Auction Date: 18/10/2016 at 10:30 am
Of Historical Importance – 1815 Historical Document regarding Sir George Cockburn taking Britain’s most important prisoner the Emperor Napoleon to St Helena and being responsible for keeping him there - Commission appointing Sir George Cockburn Governor of The Cape of Goode Hope plus The Island of St Helena and Royal Naval forces in the surrounding seas. Dated 21st June 1815. Impressive manuscript document with signatures of Sir John Barrow, Robert Dundas 2nd Viscount Melville, Sir George Warrendar of Lochend and Lord Henry Paulet. With Admiralty Seal and a 5 shilling duty stamp in blue with silver seal. On Vellum size 33 x 28.5cm approx. Note: It is believed that Sir John Barrow initially proposed that Napoleon should be sent into exile on St Helena.
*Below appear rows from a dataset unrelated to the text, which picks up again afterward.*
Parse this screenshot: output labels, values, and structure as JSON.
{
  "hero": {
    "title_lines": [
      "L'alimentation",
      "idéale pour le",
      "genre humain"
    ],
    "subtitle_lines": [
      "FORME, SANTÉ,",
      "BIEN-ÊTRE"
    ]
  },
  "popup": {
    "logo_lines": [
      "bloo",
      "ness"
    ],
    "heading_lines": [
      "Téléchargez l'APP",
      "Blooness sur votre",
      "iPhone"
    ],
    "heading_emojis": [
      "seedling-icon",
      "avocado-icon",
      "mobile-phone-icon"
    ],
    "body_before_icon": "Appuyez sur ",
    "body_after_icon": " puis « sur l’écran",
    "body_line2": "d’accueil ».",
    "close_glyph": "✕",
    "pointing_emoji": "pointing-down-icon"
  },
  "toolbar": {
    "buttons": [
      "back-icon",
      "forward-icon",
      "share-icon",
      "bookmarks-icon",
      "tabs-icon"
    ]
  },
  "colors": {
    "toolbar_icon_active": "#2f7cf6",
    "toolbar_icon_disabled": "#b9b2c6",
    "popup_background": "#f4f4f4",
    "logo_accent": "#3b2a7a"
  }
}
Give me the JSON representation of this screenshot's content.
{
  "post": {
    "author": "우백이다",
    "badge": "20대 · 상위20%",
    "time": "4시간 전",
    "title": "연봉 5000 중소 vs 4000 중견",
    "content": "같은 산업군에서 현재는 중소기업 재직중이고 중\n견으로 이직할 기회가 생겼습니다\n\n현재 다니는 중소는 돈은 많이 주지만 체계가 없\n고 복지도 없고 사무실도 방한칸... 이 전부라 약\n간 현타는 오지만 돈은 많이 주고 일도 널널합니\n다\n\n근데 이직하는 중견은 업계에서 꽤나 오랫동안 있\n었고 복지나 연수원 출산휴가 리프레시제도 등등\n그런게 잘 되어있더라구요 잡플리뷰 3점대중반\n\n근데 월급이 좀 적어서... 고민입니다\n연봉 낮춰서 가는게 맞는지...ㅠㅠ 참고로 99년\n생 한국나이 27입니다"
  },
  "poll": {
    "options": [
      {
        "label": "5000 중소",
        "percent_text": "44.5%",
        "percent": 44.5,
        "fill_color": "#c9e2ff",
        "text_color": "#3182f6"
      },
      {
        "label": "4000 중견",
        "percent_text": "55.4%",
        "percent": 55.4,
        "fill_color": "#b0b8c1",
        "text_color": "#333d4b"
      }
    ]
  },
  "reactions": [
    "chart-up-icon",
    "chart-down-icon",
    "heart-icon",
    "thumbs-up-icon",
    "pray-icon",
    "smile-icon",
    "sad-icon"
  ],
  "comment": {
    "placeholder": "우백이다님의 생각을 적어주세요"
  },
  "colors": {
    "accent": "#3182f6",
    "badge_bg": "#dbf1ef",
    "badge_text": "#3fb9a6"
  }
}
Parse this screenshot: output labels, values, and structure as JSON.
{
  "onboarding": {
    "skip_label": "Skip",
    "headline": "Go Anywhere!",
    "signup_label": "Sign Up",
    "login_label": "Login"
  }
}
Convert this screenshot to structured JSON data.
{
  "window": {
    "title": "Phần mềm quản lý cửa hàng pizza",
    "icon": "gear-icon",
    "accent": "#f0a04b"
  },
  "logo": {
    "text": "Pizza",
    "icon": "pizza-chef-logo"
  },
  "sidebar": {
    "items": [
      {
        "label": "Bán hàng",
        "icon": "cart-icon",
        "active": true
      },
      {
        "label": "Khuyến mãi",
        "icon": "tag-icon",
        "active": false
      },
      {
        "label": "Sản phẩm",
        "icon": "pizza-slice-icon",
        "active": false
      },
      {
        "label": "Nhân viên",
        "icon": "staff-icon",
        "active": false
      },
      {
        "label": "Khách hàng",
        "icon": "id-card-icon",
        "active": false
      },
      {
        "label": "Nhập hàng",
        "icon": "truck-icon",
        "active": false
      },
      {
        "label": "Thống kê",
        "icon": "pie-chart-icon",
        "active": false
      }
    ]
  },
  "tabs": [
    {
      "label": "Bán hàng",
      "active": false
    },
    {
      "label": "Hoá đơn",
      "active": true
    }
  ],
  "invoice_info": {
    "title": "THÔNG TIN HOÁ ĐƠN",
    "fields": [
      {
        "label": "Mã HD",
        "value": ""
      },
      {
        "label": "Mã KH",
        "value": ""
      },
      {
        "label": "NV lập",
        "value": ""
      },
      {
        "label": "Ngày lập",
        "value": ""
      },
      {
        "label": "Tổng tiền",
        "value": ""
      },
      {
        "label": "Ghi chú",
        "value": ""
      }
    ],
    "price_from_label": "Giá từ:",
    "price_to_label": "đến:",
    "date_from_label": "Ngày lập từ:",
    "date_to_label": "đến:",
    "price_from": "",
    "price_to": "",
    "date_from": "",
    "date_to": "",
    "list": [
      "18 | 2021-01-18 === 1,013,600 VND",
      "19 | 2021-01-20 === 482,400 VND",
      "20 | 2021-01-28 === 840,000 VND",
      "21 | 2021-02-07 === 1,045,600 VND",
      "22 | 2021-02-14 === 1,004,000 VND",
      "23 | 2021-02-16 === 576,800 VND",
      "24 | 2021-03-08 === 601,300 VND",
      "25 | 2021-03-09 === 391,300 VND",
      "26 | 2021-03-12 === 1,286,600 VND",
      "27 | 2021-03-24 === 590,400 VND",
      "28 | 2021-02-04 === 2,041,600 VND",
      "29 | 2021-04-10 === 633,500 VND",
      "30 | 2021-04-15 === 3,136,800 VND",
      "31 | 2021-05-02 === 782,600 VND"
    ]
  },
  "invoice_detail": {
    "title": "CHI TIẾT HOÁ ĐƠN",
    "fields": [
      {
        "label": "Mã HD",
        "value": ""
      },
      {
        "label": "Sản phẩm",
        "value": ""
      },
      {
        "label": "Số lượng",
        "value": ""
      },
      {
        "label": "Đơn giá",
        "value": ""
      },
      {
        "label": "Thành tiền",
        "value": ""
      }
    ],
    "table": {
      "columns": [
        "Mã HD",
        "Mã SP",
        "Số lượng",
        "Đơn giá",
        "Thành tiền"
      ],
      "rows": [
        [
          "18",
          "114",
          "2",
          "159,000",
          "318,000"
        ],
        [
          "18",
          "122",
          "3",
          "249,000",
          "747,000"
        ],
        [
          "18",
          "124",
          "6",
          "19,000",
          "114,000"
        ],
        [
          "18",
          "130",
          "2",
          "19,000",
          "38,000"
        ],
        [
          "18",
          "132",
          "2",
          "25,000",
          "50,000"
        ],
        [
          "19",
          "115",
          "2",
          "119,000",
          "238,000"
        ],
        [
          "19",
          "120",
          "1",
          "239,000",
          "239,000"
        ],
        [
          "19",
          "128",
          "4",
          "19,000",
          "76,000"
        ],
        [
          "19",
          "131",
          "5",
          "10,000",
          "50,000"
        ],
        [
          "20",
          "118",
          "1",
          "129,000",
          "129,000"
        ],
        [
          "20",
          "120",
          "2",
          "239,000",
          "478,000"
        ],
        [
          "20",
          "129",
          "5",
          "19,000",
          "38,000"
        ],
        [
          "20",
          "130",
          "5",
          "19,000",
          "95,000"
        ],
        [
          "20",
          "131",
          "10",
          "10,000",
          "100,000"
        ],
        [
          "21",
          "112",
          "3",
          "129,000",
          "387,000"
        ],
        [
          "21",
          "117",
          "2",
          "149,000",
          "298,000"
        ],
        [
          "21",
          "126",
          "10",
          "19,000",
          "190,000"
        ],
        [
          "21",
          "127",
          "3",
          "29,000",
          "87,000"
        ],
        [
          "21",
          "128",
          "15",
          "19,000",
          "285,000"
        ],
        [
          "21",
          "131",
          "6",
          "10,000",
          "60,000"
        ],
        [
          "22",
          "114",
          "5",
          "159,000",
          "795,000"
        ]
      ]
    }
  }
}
The Government wanted a good resolute Commander to take their recently surrendered Emperor of the French to exile in St Helena, and there was probably a no more determined officer than Sir George Cockburn who the previous year had burned Washington the capital of the United States. Thus he sailed with Napoleon from Plymouth on 8th August with his Flagship the Northumberland, arriving at St Helena at St Helena on 16th October. Admiral of the Fleet Sir George Cockburn (1772 –1853) was a Royal Navy officer. As a captain he was present at the Battle of Cape St Vincent in February 1797 during the French Revolutionary Wars and commanded the naval support at the reduction of Martinique in February 1809 during the Napoleonic Wars. He also directed the capture and Burning of Washington on 24 August 1814 as an advisor to Major General Robert Ross during the War of 1812. He went on to be First Naval Lord and in that capacity sought to improve the standards of gunnery in the fleet, forming a gunnery school at Portsmouth; later he ensured that the Navy had latest steam and screw technology and put emphasis of the ability to manage seamen without the need to resort to physical punishment.